Your assignment: A verbatim copy of all entries is the expected output.

(Data extracted from a collection)
-------
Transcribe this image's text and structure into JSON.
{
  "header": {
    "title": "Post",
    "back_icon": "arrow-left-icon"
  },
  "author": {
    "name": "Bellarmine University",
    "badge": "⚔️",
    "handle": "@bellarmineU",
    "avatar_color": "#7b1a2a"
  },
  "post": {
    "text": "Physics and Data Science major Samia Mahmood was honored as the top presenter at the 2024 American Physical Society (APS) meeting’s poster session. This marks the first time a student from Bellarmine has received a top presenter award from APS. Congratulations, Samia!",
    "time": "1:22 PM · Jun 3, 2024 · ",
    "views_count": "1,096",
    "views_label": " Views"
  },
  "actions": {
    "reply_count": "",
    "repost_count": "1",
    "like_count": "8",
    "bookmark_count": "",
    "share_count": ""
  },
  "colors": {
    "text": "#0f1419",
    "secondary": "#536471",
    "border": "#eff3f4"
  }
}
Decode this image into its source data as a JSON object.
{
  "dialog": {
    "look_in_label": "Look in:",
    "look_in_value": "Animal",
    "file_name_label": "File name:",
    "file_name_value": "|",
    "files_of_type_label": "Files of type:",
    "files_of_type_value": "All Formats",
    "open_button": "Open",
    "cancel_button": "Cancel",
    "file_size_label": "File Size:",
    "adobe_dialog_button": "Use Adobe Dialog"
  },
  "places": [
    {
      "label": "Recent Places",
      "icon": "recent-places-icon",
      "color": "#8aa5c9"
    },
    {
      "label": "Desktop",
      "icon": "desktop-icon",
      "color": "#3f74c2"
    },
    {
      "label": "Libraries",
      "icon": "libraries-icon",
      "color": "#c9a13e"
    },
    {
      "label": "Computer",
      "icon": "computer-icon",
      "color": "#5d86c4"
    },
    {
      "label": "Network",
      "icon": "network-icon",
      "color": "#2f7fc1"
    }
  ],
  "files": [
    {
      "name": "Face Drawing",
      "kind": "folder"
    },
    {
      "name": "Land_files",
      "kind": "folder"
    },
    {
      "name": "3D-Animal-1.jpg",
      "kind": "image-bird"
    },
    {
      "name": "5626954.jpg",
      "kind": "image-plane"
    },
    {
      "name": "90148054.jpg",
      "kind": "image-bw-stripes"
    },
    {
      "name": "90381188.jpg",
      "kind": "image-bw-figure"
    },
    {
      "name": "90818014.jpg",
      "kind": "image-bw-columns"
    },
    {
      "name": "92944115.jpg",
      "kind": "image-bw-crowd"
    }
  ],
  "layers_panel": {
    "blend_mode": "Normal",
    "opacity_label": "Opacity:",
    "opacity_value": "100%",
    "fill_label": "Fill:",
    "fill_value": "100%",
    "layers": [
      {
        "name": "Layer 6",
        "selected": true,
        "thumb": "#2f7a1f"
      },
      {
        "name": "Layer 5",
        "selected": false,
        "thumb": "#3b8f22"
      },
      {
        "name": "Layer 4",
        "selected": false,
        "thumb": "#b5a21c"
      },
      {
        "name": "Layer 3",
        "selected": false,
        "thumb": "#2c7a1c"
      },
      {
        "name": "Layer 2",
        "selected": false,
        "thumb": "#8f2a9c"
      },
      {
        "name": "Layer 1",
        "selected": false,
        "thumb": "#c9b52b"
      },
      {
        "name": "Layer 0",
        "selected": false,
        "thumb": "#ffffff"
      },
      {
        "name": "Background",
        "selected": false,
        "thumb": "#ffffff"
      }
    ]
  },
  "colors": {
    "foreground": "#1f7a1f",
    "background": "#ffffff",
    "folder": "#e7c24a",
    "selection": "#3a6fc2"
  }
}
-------
Answer to the exercise:
Transcribe this image's text and structure into JSON.
{
  "header": {
    "title": "Post",
    "back_icon": "arrow-left-icon"
  },
  "author": {
    "name": "Bellarmine University",
    "badge": "⚔️",
    "handle": "@bellarmineU",
    "avatar_color": "#7b1a2a"
  },
  "post": {
    "text": "Physics and Data Science major Samia Mahmood was honored as the top presenter at the 2024 American Physical Society (APS) meeting’s poster session. This marks the first time a student from Bellarmine has received a top presenter award from APS. Congratulations, Samia!",
    "time": "1:22 PM · Jun 3, 2024 · ",
    "views_count": "1,096",
    "views_label": " Views"
  },
  "actions": {
    "reply_count": "",
    "repost_count": "1",
    "like_count": "8",
    "bookmark_count": "",
    "share_count": ""
  },
  "colors": {
    "text": "#0f1419",
    "secondary": "#536471",
    "border": "#eff3f4"
  }
}
Decode this image into its source data as a JSON object.
{
  "dialog": {
    "look_in_label": "Look in:",
    "look_in_value": "Animal",
    "file_name_label": "File name:",
    "file_name_value": "|",
    "files_of_type_label": "Files of type:",
    "files_of_type_value": "All Formats",
    "open_button": "Open",
    "cancel_button": "Cancel",
    "file_size_label": "File Size:",
    "adobe_dialog_button": "Use Adobe Dialog"
  },
  "places": [
    {
      "label": "Recent Places",
      "icon": "recent-places-icon",
      "color": "#8aa5c9"
    },
    {
      "label": "Desktop",
      "icon": "desktop-icon",
      "color": "#3f74c2"
    },
    {
      "label": "Libraries",
      "icon": "libraries-icon",
      "color": "#c9a13e"
    },
    {
      "label": "Computer",
      "icon": "computer-icon",
      "color": "#5d86c4"
    },
    {
      "label": "Network",
      "icon": "network-icon",
      "color": "#2f7fc1"
    }
  ],
  "files": [
    {
      "name": "Face Drawing",
      "kind": "folder"
    },
    {
      "name": "Land_files",
      "kind": "folder"
    },
    {
      "name": "3D-Animal-1.jpg",
      "kind": "image-bird"
    },
    {
      "name": "5626954.jpg",
      "kind": "image-plane"
    },
    {
      "name": "90148054.jpg",
      "kind": "image-bw-stripes"
    },
    {
      "name": "90381188.jpg",
      "kind": "image-bw-figure"
    },
    {
      "name": "90818014.jpg",
      "kind": "image-bw-columns"
    },
    {
      "name": "92944115.jpg",
      "kind": "image-bw-crowd"
    }
  ],
  "layers_panel": {
    "blend_mode": "Normal",
    "opacity_label": "Opacity:",
    "opacity_value": "100%",
    "fill_label": "Fill:",
    "fill_value": "100%",
    "layers": [
      {
        "name": "Layer 6",
        "selected": true,
        "thumb": "#2f7a1f"
      },
      {
        "name": "Layer 5",
        "selected": false,
        "thumb": "#3b8f22"
      },
      {
        "name": "Layer 4",
        "selected": false,
        "thumb": "#b5a21c"
      },
      {
        "name": "Layer 3",
        "selected": false,
        "thumb": "#2c7a1c"
      },
      {
        "name": "Layer 2",
        "selected": false,
        "thumb": "#8f2a9c"
      },
      {
        "name": "Layer 1",
        "selected": false,
        "thumb": "#c9b52b"
      },
      {
        "name": "Layer 0",
        "selected": false,
        "thumb": "#ffffff"
      },
      {
        "name": "Background",
        "selected": false,
        "thumb": "#ffffff"
      }
    ]
  },
  "colors": {
    "foreground": "#1f7a1f",
    "background": "#ffffff",
    "folder": "#e7c24a",
    "selection": "#3a6fc2"
  }
}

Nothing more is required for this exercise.